- TASK INSTRUCTIONS -
Where a line of the records contains the word "username", show that line.

- SUPPLIED MATERIAL -
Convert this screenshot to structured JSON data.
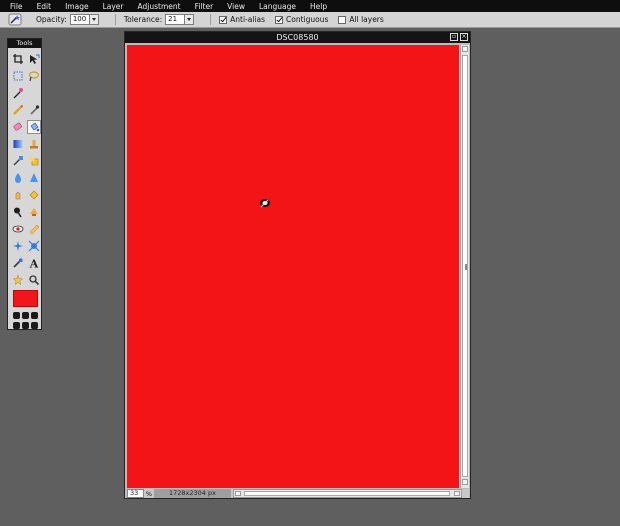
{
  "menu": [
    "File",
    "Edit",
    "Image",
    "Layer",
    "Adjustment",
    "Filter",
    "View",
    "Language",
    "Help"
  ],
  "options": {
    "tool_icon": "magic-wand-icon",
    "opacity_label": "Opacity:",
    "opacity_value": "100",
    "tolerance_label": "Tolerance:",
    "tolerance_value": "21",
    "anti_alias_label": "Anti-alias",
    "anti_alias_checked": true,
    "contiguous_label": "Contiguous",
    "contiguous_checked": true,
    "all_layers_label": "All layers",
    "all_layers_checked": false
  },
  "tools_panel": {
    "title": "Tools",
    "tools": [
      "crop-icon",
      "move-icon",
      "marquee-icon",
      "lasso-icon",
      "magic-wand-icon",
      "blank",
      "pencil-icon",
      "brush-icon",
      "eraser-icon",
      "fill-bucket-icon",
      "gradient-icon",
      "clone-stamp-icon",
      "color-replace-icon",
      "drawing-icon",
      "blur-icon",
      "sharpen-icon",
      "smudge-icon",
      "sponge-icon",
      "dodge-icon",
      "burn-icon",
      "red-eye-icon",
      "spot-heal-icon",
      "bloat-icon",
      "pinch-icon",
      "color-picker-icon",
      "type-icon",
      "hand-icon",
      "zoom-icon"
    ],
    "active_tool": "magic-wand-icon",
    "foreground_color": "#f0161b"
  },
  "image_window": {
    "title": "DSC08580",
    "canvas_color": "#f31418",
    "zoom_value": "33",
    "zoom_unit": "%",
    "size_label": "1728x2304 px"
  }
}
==
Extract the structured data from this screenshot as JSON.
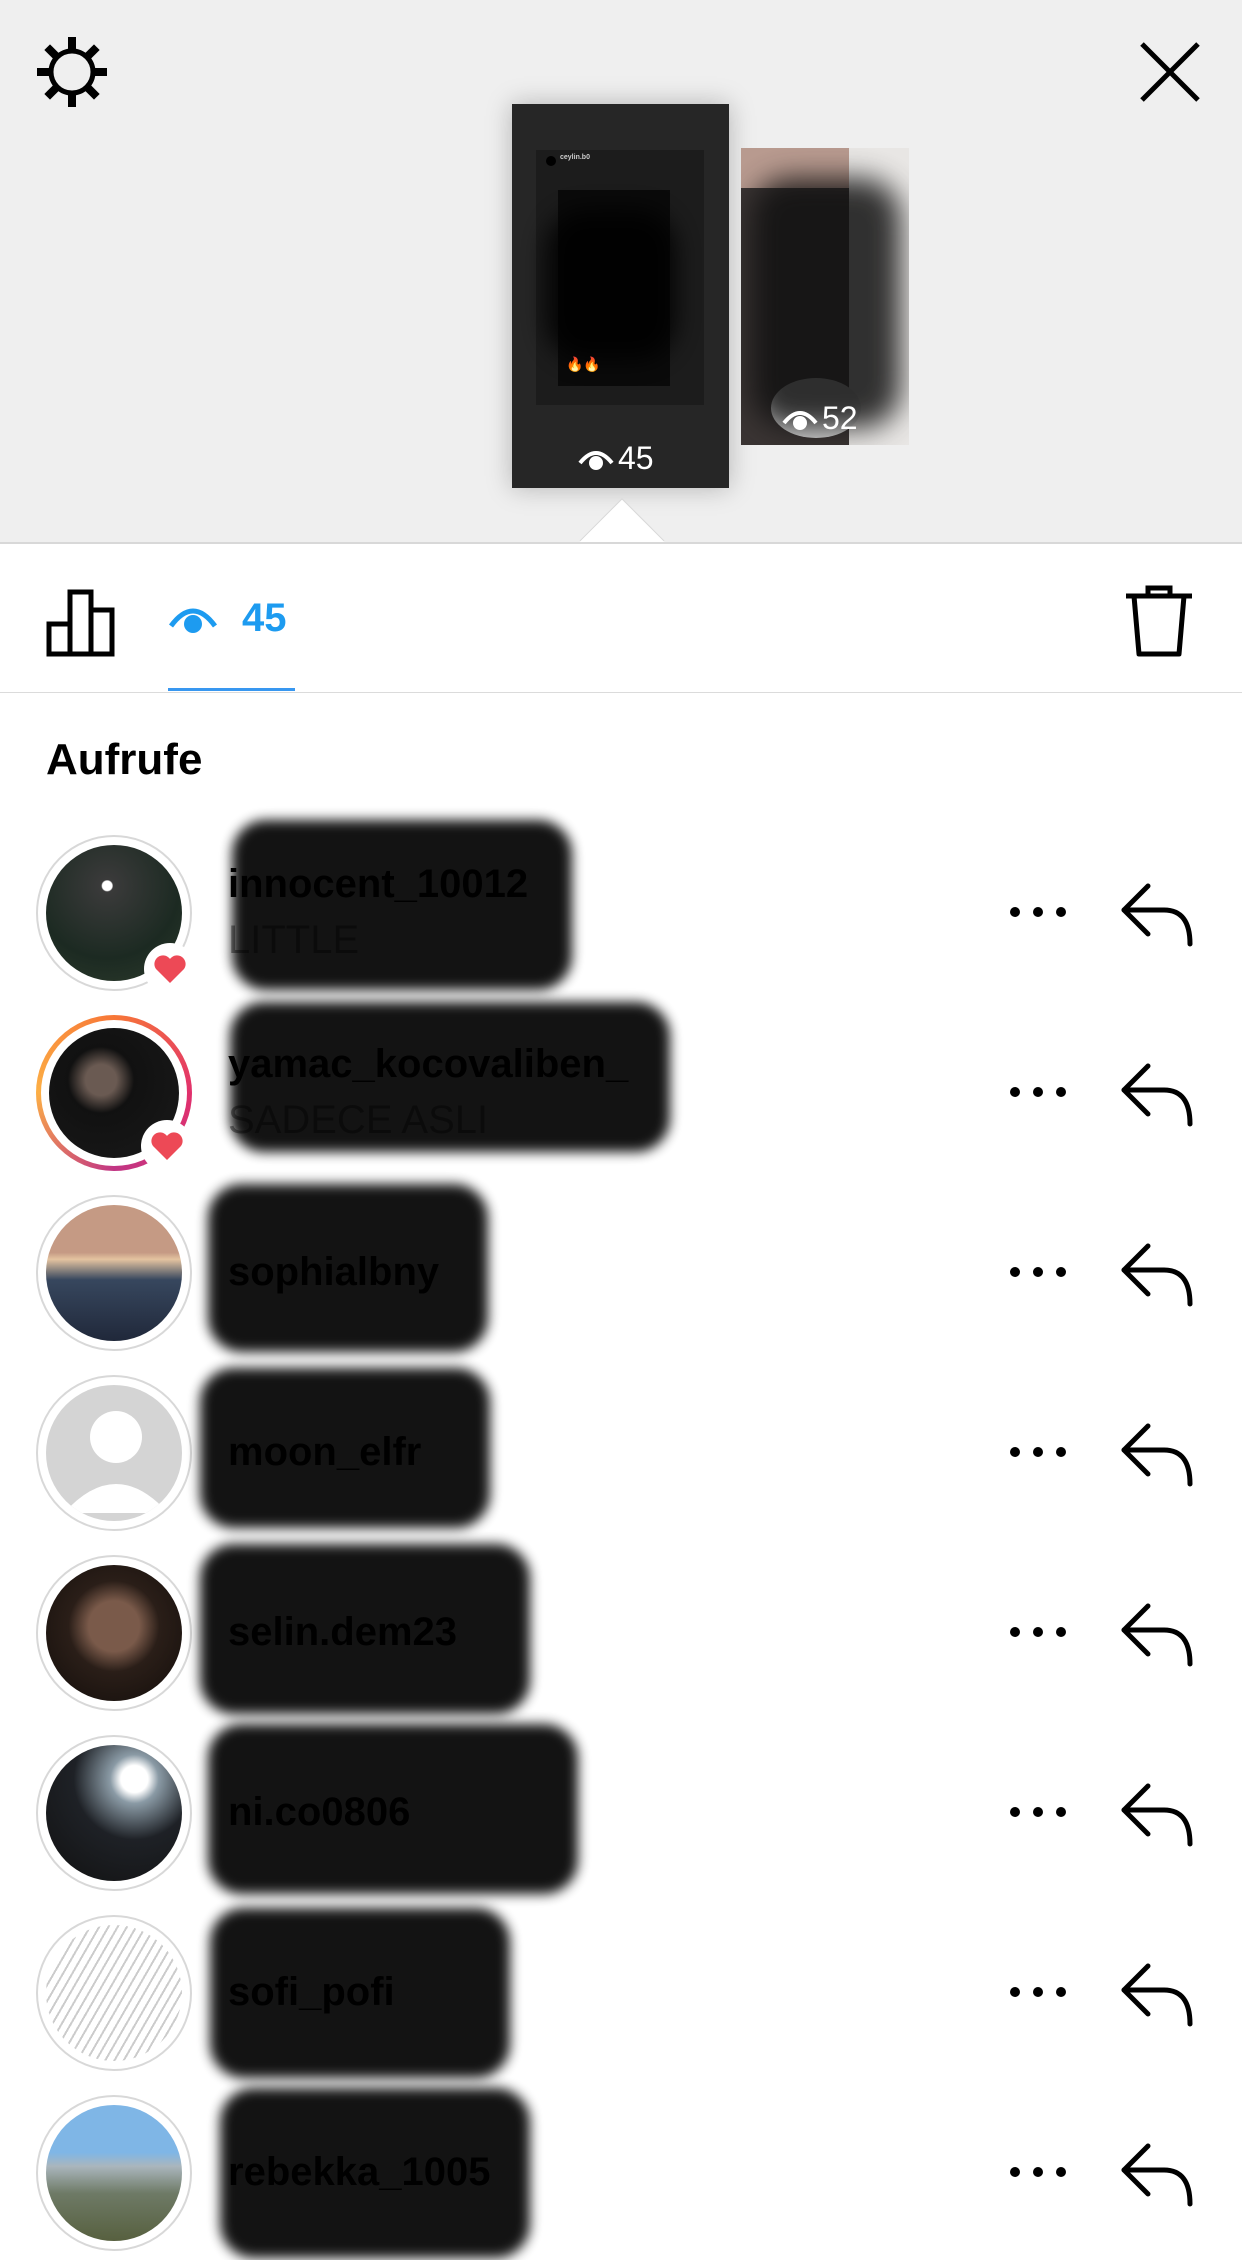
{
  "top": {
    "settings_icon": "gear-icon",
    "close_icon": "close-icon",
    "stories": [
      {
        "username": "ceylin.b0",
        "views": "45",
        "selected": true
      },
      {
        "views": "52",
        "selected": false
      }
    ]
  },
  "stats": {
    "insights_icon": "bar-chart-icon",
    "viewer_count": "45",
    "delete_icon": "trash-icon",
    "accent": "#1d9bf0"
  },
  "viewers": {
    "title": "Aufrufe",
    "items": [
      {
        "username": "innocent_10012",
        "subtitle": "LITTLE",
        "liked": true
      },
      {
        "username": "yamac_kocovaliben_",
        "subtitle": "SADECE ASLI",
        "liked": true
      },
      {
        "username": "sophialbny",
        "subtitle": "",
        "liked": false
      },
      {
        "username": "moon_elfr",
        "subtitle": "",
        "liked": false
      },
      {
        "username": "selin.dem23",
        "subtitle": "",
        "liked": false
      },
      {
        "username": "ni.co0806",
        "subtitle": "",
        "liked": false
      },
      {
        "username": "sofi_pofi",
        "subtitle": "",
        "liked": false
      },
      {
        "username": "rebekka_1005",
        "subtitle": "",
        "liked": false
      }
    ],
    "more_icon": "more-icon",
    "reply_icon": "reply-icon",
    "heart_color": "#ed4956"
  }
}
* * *
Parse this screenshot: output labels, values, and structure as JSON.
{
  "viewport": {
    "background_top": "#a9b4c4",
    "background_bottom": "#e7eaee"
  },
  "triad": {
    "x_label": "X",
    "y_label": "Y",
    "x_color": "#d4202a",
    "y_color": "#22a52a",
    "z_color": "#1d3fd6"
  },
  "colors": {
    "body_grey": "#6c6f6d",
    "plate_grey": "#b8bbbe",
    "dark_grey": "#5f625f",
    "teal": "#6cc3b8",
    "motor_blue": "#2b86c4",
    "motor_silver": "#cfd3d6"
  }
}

- ANSWER TO THIS TASK -
        "username": "ceylin.b0",
        "username": "innocent_10012",
        "username": "yamac_kocovaliben_",
        "username": "sophialbny",
        "username": "moon_elfr",
        "username": "selin.dem23",
        "username": "ni.co0806",
        "username": "sofi_pofi",
        "username": "rebekka_1005",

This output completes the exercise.